The role of the transient thermal source 23 is to raise or lower the temperature of the skin area exposed to the thermal camera 22 by a small amount, typically less than a few °K., and then to quickly remove the influence which is changing the skin temperature. (‘Quickly’ here means within a time period on the order of, or preferably substantially less than, the characteristic timescale for skin temperature relaxation, which in healthy skin is generally less than 10 milliseconds.)
Such a thermal stimulus can be applied by a variety of means, but attention should be paid to the possibility of infection. Thermal stimulus methods should preferably be chosen with a view to interact as benignly as possible with the burned tissue. These combined requirements suggest use of an optical source, e.g., an electrically powered heat lamp or a photoflash lamp. Such a lamp can easily produce the required increase in skin temperature, can be gated on and off rapidly, by electrical or mechanical means, and does not transfer any matter to the burned skin. So long as the optical pulse used for testing is not intense enough to damage the skin, such a stimulus is not expected to adversely affect either burned or normal skin regions.

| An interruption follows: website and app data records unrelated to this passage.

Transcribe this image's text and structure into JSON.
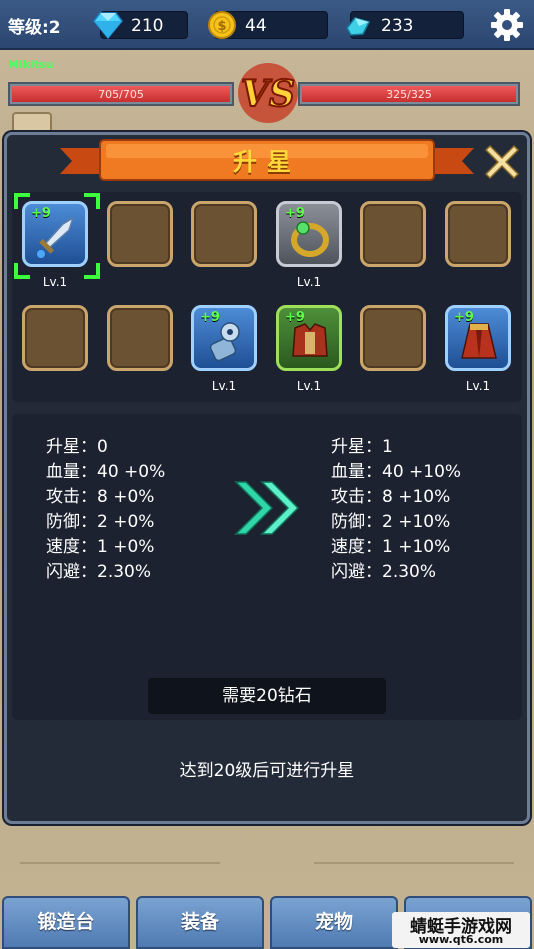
{
  "header": {
    "level_label": "等级:2",
    "diamonds": "210",
    "gold": "44",
    "crystals": "233"
  },
  "battle": {
    "player_name": "Mikitsu",
    "player_hp": "705/705",
    "enemy_hp": "325/325",
    "vs_text": "VS"
  },
  "modal": {
    "title": "升星",
    "slots": [
      {
        "plus": "+9",
        "level": "Lv.1",
        "type": "sword"
      },
      {
        "plus": "",
        "level": "",
        "type": "empty"
      },
      {
        "plus": "",
        "level": "",
        "type": "empty"
      },
      {
        "plus": "+9",
        "level": "Lv.1",
        "type": "ring"
      },
      {
        "plus": "",
        "level": "",
        "type": "empty"
      },
      {
        "plus": "",
        "level": "",
        "type": "empty"
      },
      {
        "plus": "",
        "level": "",
        "type": "empty"
      },
      {
        "plus": "",
        "level": "",
        "type": "empty"
      },
      {
        "plus": "+9",
        "level": "Lv.1",
        "type": "gauntlet"
      },
      {
        "plus": "+9",
        "level": "Lv.1",
        "type": "armor"
      },
      {
        "plus": "",
        "level": "",
        "type": "empty"
      },
      {
        "plus": "+9",
        "level": "Lv.1",
        "type": "cloak"
      }
    ],
    "current_stats": [
      "升星：0",
      "血量：40 +0%",
      "攻击：8 +0%",
      "防御：2 +0%",
      "速度：1 +0%",
      "闪避：2.30%"
    ],
    "next_stats": [
      "升星：1",
      "血量：40 +10%",
      "攻击：8 +10%",
      "防御：2 +10%",
      "速度：1 +10%",
      "闪避：2.30%"
    ],
    "cost_label": "需要20钻石",
    "notice": "达到20级后可进行升星"
  },
  "nav": {
    "forge": "锻造台",
    "equip": "装备",
    "pet": "宠物"
  },
  "watermark": {
    "main": "蜻蜓手游戏网",
    "sub": "www.qt6.com"
  },
  "colors": {
    "accent_gold": "#ffd83a",
    "hp_red": "#e04646",
    "plus_green": "#5dff4a",
    "panel_dark": "#1c2230"
  }
}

Another approach to providing the needed thermal stimulus is to blow a jet of hot or cold gas across the burned area. The jet can be controlled by a valve capable of quickly cutting off the flow of gas. Heat can be provided chemically or electrically to a jet of any pressurized gas. Similar techniques can be used to cool a pressurized gas, but it will usually be simpler to cool the gas by allowing the gas to expand, or by generating the gas from a pressurized liquefied gas, such as butane. Careful design is required in all cases to avoid heating or cooling the skin so much that additional damage occurs. It is also necessary to design a delivery device which substantially evenly distributes the heated or cooled gas to the test area. The gas used, of course, must be chosen to be benign in contact with normal and burned skin, and should be sterile or nearly so when it makes such contact. All of these requirements can easily be encompassed by current heat gun or aerosol canister technology.
Other approaches exist (e.g., topical application and subsequent evaporation of a volatile liquid to the skin being tested), but these tend to be more invasive and carry additional danger of causing infection or other damage to the burned skin.

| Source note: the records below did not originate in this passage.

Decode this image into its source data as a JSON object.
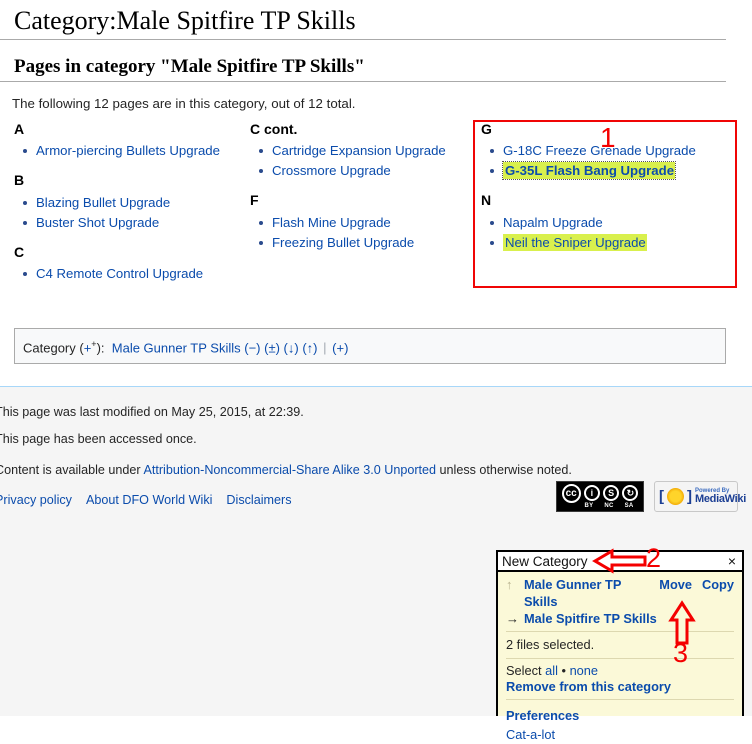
{
  "page": {
    "title": "Category:Male Spitfire TP Skills",
    "section_heading": "Pages in category \"Male Spitfire TP Skills\"",
    "intro": "The following 12 pages are in this category, out of 12 total."
  },
  "columns": [
    {
      "groups": [
        {
          "letter": "A",
          "items": [
            {
              "label": "Armor-piercing Bullets Upgrade",
              "highlight": "none"
            }
          ]
        },
        {
          "letter": "B",
          "items": [
            {
              "label": "Blazing Bullet Upgrade",
              "highlight": "none"
            },
            {
              "label": "Buster Shot Upgrade",
              "highlight": "none"
            }
          ]
        },
        {
          "letter": "C",
          "items": [
            {
              "label": "C4 Remote Control Upgrade",
              "highlight": "none"
            }
          ]
        }
      ]
    },
    {
      "groups": [
        {
          "letter": "C cont.",
          "items": [
            {
              "label": "Cartridge Expansion Upgrade",
              "highlight": "none"
            },
            {
              "label": "Crossmore Upgrade",
              "highlight": "none"
            }
          ]
        },
        {
          "letter": "F",
          "items": [
            {
              "label": "Flash Mine Upgrade",
              "highlight": "none"
            },
            {
              "label": "Freezing Bullet Upgrade",
              "highlight": "none"
            }
          ]
        }
      ]
    },
    {
      "groups": [
        {
          "letter": "G",
          "items": [
            {
              "label": "G-18C Freeze Grenade Upgrade",
              "highlight": "none"
            },
            {
              "label": "G-35L Flash Bang Upgrade",
              "highlight": "focus"
            }
          ]
        },
        {
          "letter": "N",
          "items": [
            {
              "label": "Napalm Upgrade",
              "highlight": "none"
            },
            {
              "label": "Neil the Sniper Upgrade",
              "highlight": "yes"
            }
          ]
        }
      ]
    }
  ],
  "catlinks": {
    "label": "Category",
    "plus_sup": "+",
    "plus_base": "+",
    "colon": ":",
    "category_name": "Male Gunner TP Skills",
    "ops": [
      "(−)",
      "(±)",
      "(↓)",
      "(↑)"
    ],
    "add": "(+)"
  },
  "footer": {
    "last_modified": "This page was last modified on May 25, 2015, at 22:39.",
    "accessed": "This page has been accessed once.",
    "license_pre": "Content is available under ",
    "license_link": "Attribution-Noncommercial-Share Alike 3.0 Unported",
    "license_post": " unless otherwise noted.",
    "links": [
      "Privacy policy",
      "About DFO World Wiki",
      "Disclaimers"
    ],
    "badges": {
      "cc": {
        "mark": "cc",
        "icons": [
          "i",
          "Ⓢ",
          "Ⓢ"
        ],
        "labels": [
          "BY",
          "NC",
          "SA"
        ]
      },
      "mediawiki": {
        "line1": "Powered By",
        "line2": "MediaWiki"
      }
    }
  },
  "catalot": {
    "input_value": "New Category",
    "input_placeholder": "New Category",
    "close_label": "×",
    "rows": [
      {
        "arrow": "↑",
        "arrow_kind": "up",
        "name": "Male Gunner TP Skills",
        "actions": [
          "Move",
          "Copy"
        ]
      },
      {
        "arrow": "→",
        "arrow_kind": "right",
        "name": "Male Spitfire TP Skills",
        "actions": []
      }
    ],
    "status": "2 files selected.",
    "select_label": "Select",
    "select_all": "all",
    "select_sep": "•",
    "select_none": "none",
    "remove_label": "Remove from this category",
    "preferences": "Preferences",
    "brand": "Cat-a-lot"
  },
  "annotations": {
    "one": "1",
    "two": "2",
    "three": "3",
    "color": "#f40000"
  }
}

Finally, the skin burn depth, once obtained by processing the data from the thermal radiation sensor, must be provided as output useful to the operator. In the case of a non-imaging sensor, this output might be a single digital number activating a display, such as an LED or LCD array or a printer. Alternatively the output can be an analog parameter, such as voltage, linked to a meter. When an imaging sensor is used, the output can take the form of tables of data (e.g., burn depth data vs position on the skin surface), but such data is easiest to understand if presented as an image, where the skin burn depth is represented by a visual parameter of the image. Some visual parameters which can be used include intensity, contrast, and/or color parameters such as hue, tint, and saturation. Additional graphics constructed from the data, such as contour lines of equal burn depth, can also allow easy interpretation of the burn depth information.

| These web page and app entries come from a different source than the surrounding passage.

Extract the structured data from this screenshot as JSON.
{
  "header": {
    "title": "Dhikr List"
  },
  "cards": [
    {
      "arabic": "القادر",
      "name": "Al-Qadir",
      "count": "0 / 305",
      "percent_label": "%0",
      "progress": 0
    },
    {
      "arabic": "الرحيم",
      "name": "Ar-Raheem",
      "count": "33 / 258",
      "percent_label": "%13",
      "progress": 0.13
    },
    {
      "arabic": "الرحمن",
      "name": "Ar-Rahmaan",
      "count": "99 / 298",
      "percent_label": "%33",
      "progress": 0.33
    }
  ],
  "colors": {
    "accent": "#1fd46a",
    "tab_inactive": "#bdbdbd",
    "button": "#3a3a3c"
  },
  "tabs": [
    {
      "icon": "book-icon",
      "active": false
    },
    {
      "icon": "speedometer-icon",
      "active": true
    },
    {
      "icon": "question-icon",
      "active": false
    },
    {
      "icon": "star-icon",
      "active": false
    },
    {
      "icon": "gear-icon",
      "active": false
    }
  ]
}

The above description of the present invention has concentrated on particular implementations of the invention in order to point out the essential features of the invention. This is not intended to limit the scope of the invention, which scope is to be set only by the appended claims.